O: I am not excited.
‘I am not really excited’, was Dabernig’s first reaction upon seeing the space Significant Other currently inhabits. Admittedly, the space is not exactly an artist’s dreamland. Anyway, after a somewhat awkward silence Dabernig began imagining how the space could be altered, which surfaces and materials needed to be changed and how one should deal with all the disturbing elements - and he actually got excited. Intervening into the architecture and perception of the intricate space, Dabernig creates a framework not only for his own contribution but also for the following exhibitions, which altogether will constitute the first trilogy of Significant Other.
In a way one could say that the exhibition behaves like a highly condensed retrospective, evolving out of three key moments. Starting with very early works from ’74-75, preceding academic formation and despite the unexpected expressive aesthetics, already hinting to some essential Dabernigian strategies, depicting a variety of Italian façades and urban scenes, often composed into fantastical cityscapes either recalled from memory, photos taken during numerous summer trips, touristic leaflets Dabernig would order by mail from the Italian Tourism center in Vienna or Pasolini movies shown at the soft porn cinema in Innsbruck. A strategy of desire, Dabernig calls it. From there we leap to a large format work of ’84, created as a result of a residency in Torvaianica, near Rome, which defines the starting point for the systematic, precise and somewhat distant but also humorous approach Dabernig became known for and eventually leading to the most recent and site-specific work which is embodied in the spatial intervention that nonchalantly and confidently unifies, by actually highlighting all which is by definition undesirable in our minds, which have been taken hostage by the white cube for a long time now.

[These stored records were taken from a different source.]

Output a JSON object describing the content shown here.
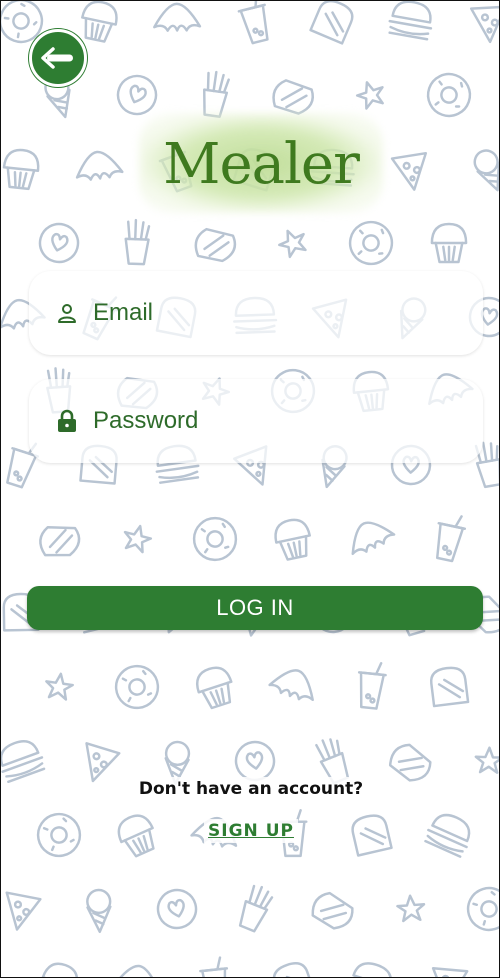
{
  "app": {
    "logo_text": "Mealer"
  },
  "login_form": {
    "email_placeholder": "Email",
    "password_placeholder": "Password",
    "login_button_label": "LOG IN"
  },
  "signup": {
    "prompt": "Don't have an account?",
    "link_label": "SIGN UP"
  },
  "icons": {
    "back": "arrow-left-icon",
    "email": "user-icon",
    "password": "lock-icon"
  },
  "colors": {
    "primary": "#2e7d32",
    "field_text": "#2e6b2a",
    "doodle_stroke": "#b8c4d2",
    "logo_text": "#3f7a1f"
  }
}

Vajd and Mendoza on the other hand literally meet on the façade. The former usually dedicated to post-conceptual photography, the latter preoccupied with materializing ideas to sculptures, they find common grounds in creating a collaborative drawing, let’s call it a signboard, for Significant Other. Leaving the existing graffiti intact, they place two female figures merging into one whole, two distinct materials, referencing two idiosyncratic sets of ideas where the one could ultimately not exist without the other. If this is signage for Significant Other, it stands for the unequivocal influence we have on each other, but also the responsibility of support and care this entails - the ‘we’ ranging from nationalities, institutions to disciplines and ultimately us as single entities.
Complexity, Contradiction and a Decorated Shed
Josef Dabernig, Aleksandra Vajd & Jimena Mendoza